**PROBLEM REQUIREMENTS:** Would you restate the data exactly as given?

==== TASK INPUTS ====

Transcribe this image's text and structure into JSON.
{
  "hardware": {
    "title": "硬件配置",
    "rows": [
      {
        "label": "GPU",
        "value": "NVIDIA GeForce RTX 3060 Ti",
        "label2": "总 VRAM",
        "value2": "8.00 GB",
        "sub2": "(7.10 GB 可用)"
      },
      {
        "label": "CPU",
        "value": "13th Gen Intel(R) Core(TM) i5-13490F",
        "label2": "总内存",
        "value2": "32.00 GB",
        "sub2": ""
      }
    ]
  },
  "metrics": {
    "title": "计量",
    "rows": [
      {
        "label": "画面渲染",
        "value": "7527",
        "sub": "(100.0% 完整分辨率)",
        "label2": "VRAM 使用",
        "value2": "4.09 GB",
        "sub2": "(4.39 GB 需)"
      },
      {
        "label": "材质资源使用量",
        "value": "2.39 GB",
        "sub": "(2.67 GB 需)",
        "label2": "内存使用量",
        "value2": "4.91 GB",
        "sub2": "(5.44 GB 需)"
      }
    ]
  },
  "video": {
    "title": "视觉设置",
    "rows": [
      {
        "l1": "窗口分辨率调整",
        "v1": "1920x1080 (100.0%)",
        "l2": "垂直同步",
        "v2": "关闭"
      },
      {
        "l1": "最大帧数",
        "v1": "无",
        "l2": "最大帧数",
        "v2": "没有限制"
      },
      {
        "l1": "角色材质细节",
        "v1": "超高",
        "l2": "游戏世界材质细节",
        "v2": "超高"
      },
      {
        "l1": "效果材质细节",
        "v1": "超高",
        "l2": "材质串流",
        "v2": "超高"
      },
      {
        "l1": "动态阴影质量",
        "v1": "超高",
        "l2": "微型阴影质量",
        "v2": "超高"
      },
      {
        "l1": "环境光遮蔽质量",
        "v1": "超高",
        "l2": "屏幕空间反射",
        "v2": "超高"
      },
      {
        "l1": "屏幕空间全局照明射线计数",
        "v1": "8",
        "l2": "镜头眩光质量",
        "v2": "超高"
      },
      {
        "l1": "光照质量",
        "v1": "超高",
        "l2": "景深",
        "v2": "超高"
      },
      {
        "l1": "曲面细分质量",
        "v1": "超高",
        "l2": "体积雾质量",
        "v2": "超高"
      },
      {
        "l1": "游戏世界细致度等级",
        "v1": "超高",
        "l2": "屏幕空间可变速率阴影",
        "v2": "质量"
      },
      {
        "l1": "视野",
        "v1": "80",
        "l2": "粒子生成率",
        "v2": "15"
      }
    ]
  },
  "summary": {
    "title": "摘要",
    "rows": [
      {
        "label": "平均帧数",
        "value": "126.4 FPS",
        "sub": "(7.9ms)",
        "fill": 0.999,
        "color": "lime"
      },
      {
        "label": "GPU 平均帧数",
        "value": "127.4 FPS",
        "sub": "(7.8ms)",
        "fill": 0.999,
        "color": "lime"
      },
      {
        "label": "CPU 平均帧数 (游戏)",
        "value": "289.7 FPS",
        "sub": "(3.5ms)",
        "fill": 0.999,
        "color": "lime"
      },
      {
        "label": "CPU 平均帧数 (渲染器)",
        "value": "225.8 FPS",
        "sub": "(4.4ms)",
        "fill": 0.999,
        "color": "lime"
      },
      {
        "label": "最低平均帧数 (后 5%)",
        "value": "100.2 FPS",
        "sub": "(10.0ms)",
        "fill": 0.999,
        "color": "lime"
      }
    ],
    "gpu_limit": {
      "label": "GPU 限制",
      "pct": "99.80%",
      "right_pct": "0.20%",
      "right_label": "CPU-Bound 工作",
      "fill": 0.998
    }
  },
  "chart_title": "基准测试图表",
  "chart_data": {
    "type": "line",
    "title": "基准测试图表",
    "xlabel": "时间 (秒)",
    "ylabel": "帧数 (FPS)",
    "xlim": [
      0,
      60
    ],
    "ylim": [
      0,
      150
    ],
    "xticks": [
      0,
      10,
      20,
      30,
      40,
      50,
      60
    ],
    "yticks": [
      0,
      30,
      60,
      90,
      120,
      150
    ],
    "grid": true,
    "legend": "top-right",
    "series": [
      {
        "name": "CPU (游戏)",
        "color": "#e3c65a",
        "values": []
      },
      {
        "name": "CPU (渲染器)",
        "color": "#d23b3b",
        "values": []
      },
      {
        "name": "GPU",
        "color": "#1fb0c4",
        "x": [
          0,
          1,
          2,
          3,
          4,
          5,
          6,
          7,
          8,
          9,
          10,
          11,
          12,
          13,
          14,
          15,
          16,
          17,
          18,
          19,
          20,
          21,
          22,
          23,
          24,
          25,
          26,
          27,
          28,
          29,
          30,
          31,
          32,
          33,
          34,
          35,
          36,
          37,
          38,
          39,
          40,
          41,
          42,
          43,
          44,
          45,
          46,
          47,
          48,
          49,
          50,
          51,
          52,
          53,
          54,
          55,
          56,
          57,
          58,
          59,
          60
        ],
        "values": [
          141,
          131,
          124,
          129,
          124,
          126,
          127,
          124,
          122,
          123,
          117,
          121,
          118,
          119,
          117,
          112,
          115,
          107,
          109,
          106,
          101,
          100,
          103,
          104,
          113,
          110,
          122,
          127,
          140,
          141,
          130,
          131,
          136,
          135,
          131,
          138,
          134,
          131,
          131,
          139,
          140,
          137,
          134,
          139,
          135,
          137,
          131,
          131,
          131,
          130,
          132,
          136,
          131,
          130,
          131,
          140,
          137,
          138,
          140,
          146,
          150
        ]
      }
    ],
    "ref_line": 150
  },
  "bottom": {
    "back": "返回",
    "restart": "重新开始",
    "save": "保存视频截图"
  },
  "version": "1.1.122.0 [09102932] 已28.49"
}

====

**EXERCISE OUTPUT:**
Transcribe this image's text and structure into JSON.
{
  "hardware": {
    "title": "硬件配置",
    "rows": [
      {
        "label": "GPU",
        "value": "NVIDIA GeForce RTX 3060 Ti",
        "label2": "总 VRAM",
        "value2": "8.00 GB",
        "sub2": "(7.10 GB 可用)"
      },
      {
        "label": "CPU",
        "value": "13th Gen Intel(R) Core(TM) i5-13490F",
        "label2": "总内存",
        "value2": "32.00 GB",
        "sub2": ""
      }
    ]
  },
  "metrics": {
    "title": "计量",
    "rows": [
      {
        "label": "画面渲染",
        "value": "7527",
        "sub": "(100.0% 完整分辨率)",
        "label2": "VRAM 使用",
        "value2": "4.09 GB",
        "sub2": "(4.39 GB 需)"
      },
      {
        "label": "材质资源使用量",
        "value": "2.39 GB",
        "sub": "(2.67 GB 需)",
        "label2": "内存使用量",
        "value2": "4.91 GB",
        "sub2": "(5.44 GB 需)"
      }
    ]
  },
  "video": {
    "title": "视觉设置",
    "rows": [
      {
        "l1": "窗口分辨率调整",
        "v1": "1920x1080 (100.0%)",
        "l2": "垂直同步",
        "v2": "关闭"
      },
      {
        "l1": "最大帧数",
        "v1": "无",
        "l2": "最大帧数",
        "v2": "没有限制"
      },
      {
        "l1": "角色材质细节",
        "v1": "超高",
        "l2": "游戏世界材质细节",
        "v2": "超高"
      },
      {
        "l1": "效果材质细节",
        "v1": "超高",
        "l2": "材质串流",
        "v2": "超高"
      },
      {
        "l1": "动态阴影质量",
        "v1": "超高",
        "l2": "微型阴影质量",
        "v2": "超高"
      },
      {
        "l1": "环境光遮蔽质量",
        "v1": "超高",
        "l2": "屏幕空间反射",
        "v2": "超高"
      },
      {
        "l1": "屏幕空间全局照明射线计数",
        "v1": "8",
        "l2": "镜头眩光质量",
        "v2": "超高"
      },
      {
        "l1": "光照质量",
        "v1": "超高",
        "l2": "景深",
        "v2": "超高"
      },
      {
        "l1": "曲面细分质量",
        "v1": "超高",
        "l2": "体积雾质量",
        "v2": "超高"
      },
      {
        "l1": "游戏世界细致度等级",
        "v1": "超高",
        "l2": "屏幕空间可变速率阴影",
        "v2": "质量"
      },
      {
        "l1": "视野",
        "v1": "80",
        "l2": "粒子生成率",
        "v2": "15"
      }
    ]
  },
  "summary": {
    "title": "摘要",
    "rows": [
      {
        "label": "平均帧数",
        "value": "126.4 FPS",
        "sub": "(7.9ms)",
        "fill": 0.999,
        "color": "lime"
      },
      {
        "label": "GPU 平均帧数",
        "value": "127.4 FPS",
        "sub": "(7.8ms)",
        "fill": 0.999,
        "color": "lime"
      },
      {
        "label": "CPU 平均帧数 (游戏)",
        "value": "289.7 FPS",
        "sub": "(3.5ms)",
        "fill": 0.999,
        "color": "lime"
      },
      {
        "label": "CPU 平均帧数 (渲染器)",
        "value": "225.8 FPS",
        "sub": "(4.4ms)",
        "fill": 0.999,
        "color": "lime"
      },
      {
        "label": "最低平均帧数 (后 5%)",
        "value": "100.2 FPS",
        "sub": "(10.0ms)",
        "fill": 0.999,
        "color": "lime"
      }
    ],
    "gpu_limit": {
      "label": "GPU 限制",
      "pct": "99.80%",
      "right_pct": "0.20%",
      "right_label": "CPU-Bound 工作",
      "fill": 0.998
    }
  },
  "chart_title": "基准测试图表",
  "chart_data": {
    "type": "line",
    "title": "基准测试图表",
    "xlabel": "时间 (秒)",
    "ylabel": "帧数 (FPS)",
    "xlim": [
      0,
      60
    ],
    "ylim": [
      0,
      150
    ],
    "xticks": [
      0,
      10,
      20,
      30,
      40,
      50,
      60
    ],
    "yticks": [
      0,
      30,
      60,
      90,
      120,
      150
    ],
    "grid": true,
    "legend": "top-right",
    "series": [
      {
        "name": "CPU (游戏)",
        "color": "#e3c65a",
        "values": []
      },
      {
        "name": "CPU (渲染器)",
        "color": "#d23b3b",
        "values": []
      },
      {
        "name": "GPU",
        "color": "#1fb0c4",
        "x": [
          0,
          1,
          2,
          3,
          4,
          5,
          6,
          7,
          8,
          9,
          10,
          11,
          12,
          13,
          14,
          15,
          16,
          17,
          18,
          19,
          20,
          21,
          22,
          23,
          24,
          25,
          26,
          27,
          28,
          29,
          30,
          31,
          32,
          33,
          34,
          35,
          36,
          37,
          38,
          39,
          40,
          41,
          42,
          43,
          44,
          45,
          46,
          47,
          48,
          49,
          50,
          51,
          52,
          53,
          54,
          55,
          56,
          57,
          58,
          59,
          60
        ],
        "values": [
          141,
          131,
          124,
          129,
          124,
          126,
          127,
          124,
          122,
          123,
          117,
          121,
          118,
          119,
          117,
          112,
          115,
          107,
          109,
          106,
          101,
          100,
          103,
          104,
          113,
          110,
          122,
          127,
          140,
          141,
          130,
          131,
          136,
          135,
          131,
          138,
          134,
          131,
          131,
          139,
          140,
          137,
          134,
          139,
          135,
          137,
          131,
          131,
          131,
          130,
          132,
          136,
          131,
          130,
          131,
          140,
          137,
          138,
          140,
          146,
          150
        ]
      }
    ],
    "ref_line": 150
  },
  "bottom": {
    "back": "返回",
    "restart": "重新开始",
    "save": "保存视频截图"
  },
  "version": "1.1.122.0 [09102932] 已28.49"
}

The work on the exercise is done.